This project involves the study of low density non-reactive and reactive (burning) jets injected into crossflow, a topic applicable to improved efficiency and reduced emissions for a range of energy and propulsion systems. The ability to control the trajectory, spread, mixing, reaction completion, and temperature or density field associated with such jets is the overall goal of these studies. The present approach is primarily experimental, involving optical diagnostics as a means of interrogating and analyzing the instabilities in the flowfield as a means of developing methods for their control. This work will help to advance our ability to design and develop highly efficient future engines for stationary power plants, airbreathing propulsion systems, and rocket propulsion systems.

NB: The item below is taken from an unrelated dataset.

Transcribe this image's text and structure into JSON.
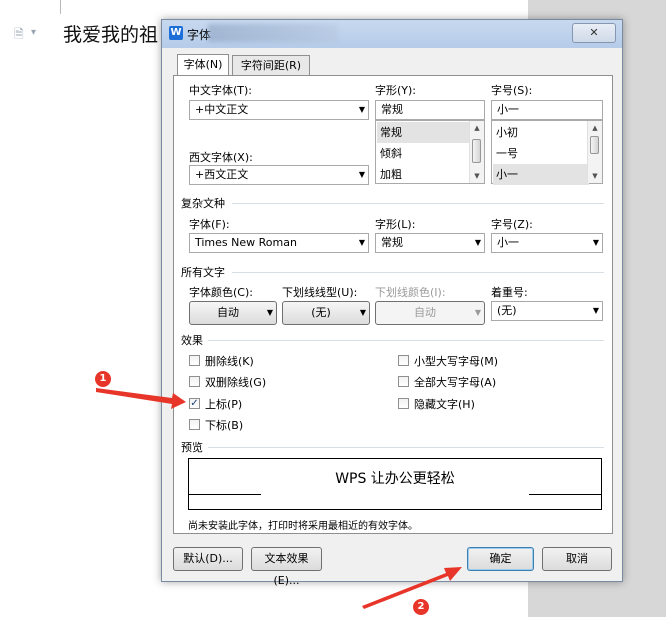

The intellectual merits of this research involve detailed explorations of the mechanisms underlying convective to absolute shear layer instability transition for low density non-reactive and reactive transverse jets. For both equidensity and low density jets in crossflow, there is significant evidence to confirm that the shear layer becomes globally unstable or self-excited; such evidence includes the initiation of strong single-tone disturbances that do not vary along the jet's shear layer, the inhibition of subharmonic initiation, lock-in to applied frequencies only at very large forcing amplitudes and/or at frequencies close to the fundamental, and evidence of a Hopf bifurcation. We are able to take advantage of the knowledge of these instabilities in applying strategic forcing to the transverse jet, whereby relatively weak sinusoidal jet excitation can enhance the convectively unstable jet, but strong square wave forcing at specific temporal pulse widths is required to control the absolutely unstable transverse jet. Yet the specific mechanisms for this transition, a quantification of altered mixing states during different excitation conditions, and the behavior of transverse jets in the presence of a chemical reaction are all significant unknowns, with substantial practical relevance.

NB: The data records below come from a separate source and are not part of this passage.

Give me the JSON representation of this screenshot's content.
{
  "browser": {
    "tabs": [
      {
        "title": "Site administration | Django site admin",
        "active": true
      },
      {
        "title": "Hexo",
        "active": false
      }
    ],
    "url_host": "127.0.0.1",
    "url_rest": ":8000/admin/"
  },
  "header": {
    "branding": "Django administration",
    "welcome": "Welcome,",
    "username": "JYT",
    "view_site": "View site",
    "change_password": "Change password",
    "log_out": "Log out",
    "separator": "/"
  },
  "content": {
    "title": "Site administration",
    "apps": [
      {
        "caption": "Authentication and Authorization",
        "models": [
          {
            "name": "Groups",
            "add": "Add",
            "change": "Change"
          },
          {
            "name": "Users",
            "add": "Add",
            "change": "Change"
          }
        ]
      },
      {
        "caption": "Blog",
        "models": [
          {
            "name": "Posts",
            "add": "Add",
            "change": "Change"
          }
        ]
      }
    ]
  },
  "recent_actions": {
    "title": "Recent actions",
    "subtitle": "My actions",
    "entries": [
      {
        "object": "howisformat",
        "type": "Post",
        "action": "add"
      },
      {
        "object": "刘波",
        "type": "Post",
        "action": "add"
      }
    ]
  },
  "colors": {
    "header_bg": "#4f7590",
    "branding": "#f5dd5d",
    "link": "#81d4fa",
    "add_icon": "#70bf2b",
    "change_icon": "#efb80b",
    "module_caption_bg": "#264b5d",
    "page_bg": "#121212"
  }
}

These experimental studies employ laser diagnostics, including particle image velocimetry (PIV) simultaneous to planar laser-induced fluorescence (PLIF) imaging of seeded acetone, in order to quantify 3D velocity and vorticity fields as well as scalar transport processes in transverse jets. Building on these explorations will be quantification of mixing associated with the non-reactive flow (equidensity as well as low density jets) via acetone PLIF, as a means of determining flow and excitation conditions to optimize jet-crossflow mixing. Closed loop control methods are being developed for the optimization of jet behavior and response to upset conditions, using non-intrusive sensing whose measurements may be related to global flow characteristics. With respect to the reactive jet in crossflow, OH* chemiluminescence imaging will be used to determine flame characteristics, instabilities, and flow characteristics. These fundamental explorations will be critical to the ability to predict and control such instabilities in a range of engineering systems.

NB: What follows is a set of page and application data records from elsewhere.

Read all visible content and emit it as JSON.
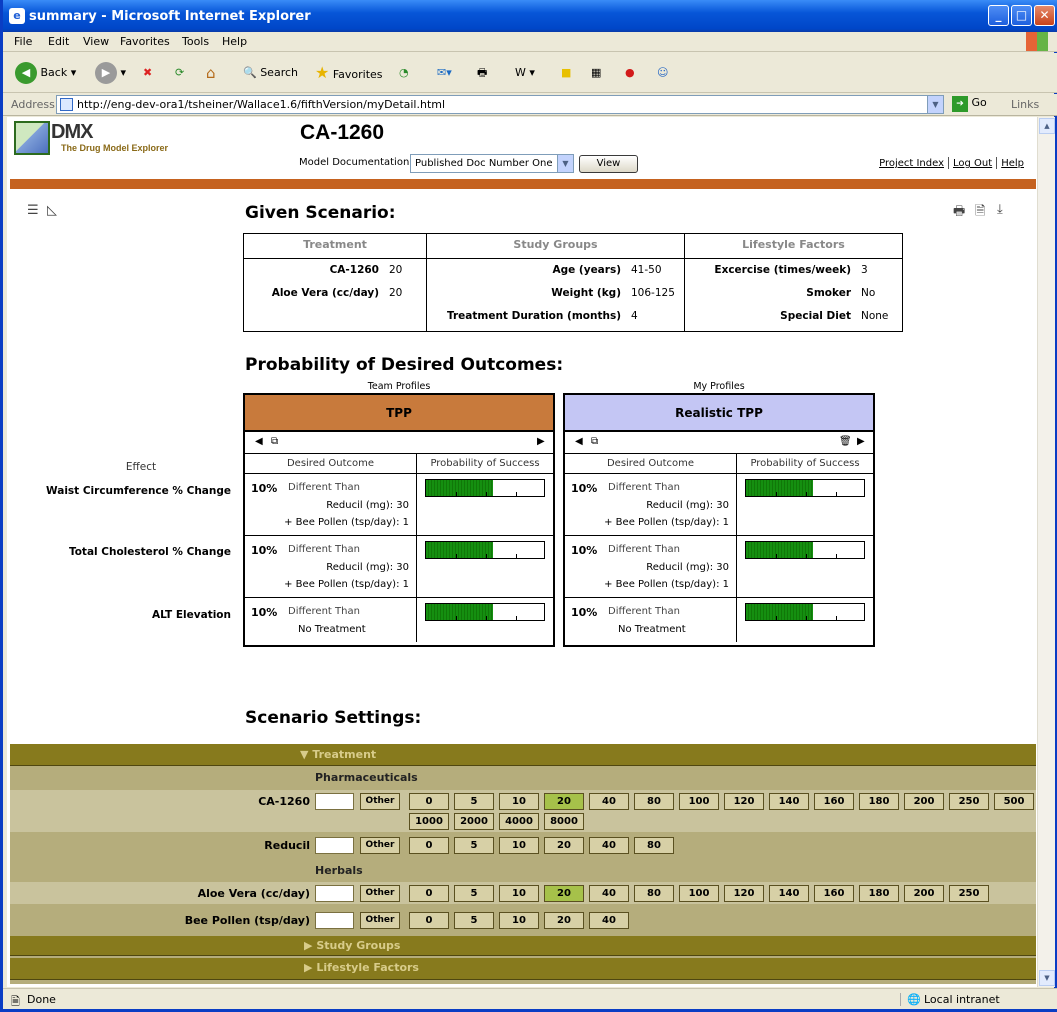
{
  "window": {
    "title": "summary - Microsoft Internet Explorer"
  },
  "menu": [
    "File",
    "Edit",
    "View",
    "Favorites",
    "Tools",
    "Help"
  ],
  "toolbar": {
    "back": "Back",
    "search": "Search",
    "favorites": "Favorites"
  },
  "address": {
    "label": "Address",
    "url": "http://eng-dev-ora1/tsheiner/Wallace1.6/fifthVersion/myDetail.html",
    "go": "Go",
    "links": "Links"
  },
  "status": {
    "left": "Done",
    "zone": "Local intranet"
  },
  "header": {
    "logo": "DMX",
    "logo_sub": "The Drug Model Explorer",
    "title": "CA-1260",
    "doc_label": "Model Documentation:",
    "doc_selected": "Published Doc Number One",
    "view_btn": "View",
    "links": [
      "Project Index",
      "Log Out",
      "Help"
    ]
  },
  "given": {
    "title": "Given Scenario:",
    "treatment_header": "Treatment",
    "treatment": [
      {
        "k": "CA-1260",
        "v": "20"
      },
      {
        "k": "Aloe Vera (cc/day)",
        "v": "20"
      }
    ],
    "study_header": "Study Groups",
    "study": [
      {
        "k": "Age (years)",
        "v": "41-50"
      },
      {
        "k": "Weight (kg)",
        "v": "106-125"
      },
      {
        "k": "Treatment Duration (months)",
        "v": "4"
      }
    ],
    "lifestyle_header": "Lifestyle Factors",
    "lifestyle": [
      {
        "k": "Excercise (times/week)",
        "v": "3"
      },
      {
        "k": "Smoker",
        "v": "No"
      },
      {
        "k": "Special Diet",
        "v": "None"
      }
    ]
  },
  "prob": {
    "title": "Probability of Desired Outcomes:",
    "effect_label": "Effect",
    "effects": [
      "Waist Circumference % Change",
      "Total Cholesterol % Change",
      "ALT Elevation"
    ],
    "col_outcome": "Desired Outcome",
    "col_success": "Probability of Success",
    "profiles": [
      {
        "group": "Team Profiles",
        "name": "TPP",
        "color": "#c87a3c",
        "rows": [
          {
            "pct": "10%",
            "dt": "Different Than",
            "l1": "Reducil (mg): 30",
            "l2": "+ Bee Pollen (tsp/day): 1",
            "fill": 0.57
          },
          {
            "pct": "10%",
            "dt": "Different Than",
            "l1": "Reducil (mg): 30",
            "l2": "+ Bee Pollen (tsp/day): 1",
            "fill": 0.57
          },
          {
            "pct": "10%",
            "dt": "Different Than",
            "l1": "No Treatment",
            "l2": "",
            "fill": 0.57
          }
        ]
      },
      {
        "group": "My Profiles",
        "name": "Realistic TPP",
        "color": "#c4c6f4",
        "rows": [
          {
            "pct": "10%",
            "dt": "Different Than",
            "l1": "Reducil (mg): 30",
            "l2": "+ Bee Pollen (tsp/day): 1",
            "fill": 0.57
          },
          {
            "pct": "10%",
            "dt": "Different Than",
            "l1": "Reducil (mg): 30",
            "l2": "+ Bee Pollen (tsp/day): 1",
            "fill": 0.57
          },
          {
            "pct": "10%",
            "dt": "Different Than",
            "l1": "No Treatment",
            "l2": "",
            "fill": 0.57
          }
        ]
      }
    ]
  },
  "settings": {
    "title": "Scenario Settings:",
    "treatment_bar": "Treatment",
    "pharma": "Pharmaceuticals",
    "herbals": "Herbals",
    "other": "Other",
    "rows": [
      {
        "label": "CA-1260",
        "values": [
          "0",
          "5",
          "10",
          "20",
          "40",
          "80",
          "100",
          "120",
          "140",
          "160",
          "180",
          "200",
          "250",
          "500",
          "1000",
          "2000",
          "4000",
          "8000"
        ],
        "selected": "20"
      },
      {
        "label": "Reducil",
        "values": [
          "0",
          "5",
          "10",
          "20",
          "40",
          "80"
        ],
        "selected": ""
      },
      {
        "label": "Aloe Vera (cc/day)",
        "values": [
          "0",
          "5",
          "10",
          "20",
          "40",
          "80",
          "100",
          "120",
          "140",
          "160",
          "180",
          "200",
          "250"
        ],
        "selected": "20"
      },
      {
        "label": "Bee Pollen (tsp/day)",
        "values": [
          "0",
          "5",
          "10",
          "20",
          "40"
        ],
        "selected": ""
      }
    ],
    "study_bar": "Study Groups",
    "lifestyle_bar": "Lifestyle Factors"
  }
}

The broader impacts of the proposed studies go well beyond the practical applications of the transverse jet and the usual "graduate level research and education". Our track record in such impacts has included undergraduate research training as well as outreach to and laboratory experiences for local high school students and underrepresented students at other universities. In the present project, undergraduate researchers will continue to be trained and employed in our laboratory, and outreach presentations and demonstrations will continue to be provided for local high school and potentially middle school and elementary school students, with special focus on students at public schools. Opportunities for local high school students to gain laboratory experiences in the summer will be provided. Cutbacks in funding by the state of California to the public schools- MESA (Mathematics Engineering Science Achievement) programs has made it even more important for universities such as UCLA to extend outreach programs to public middle schools and high schools as a means of encouraging the development of future engineers and scientists.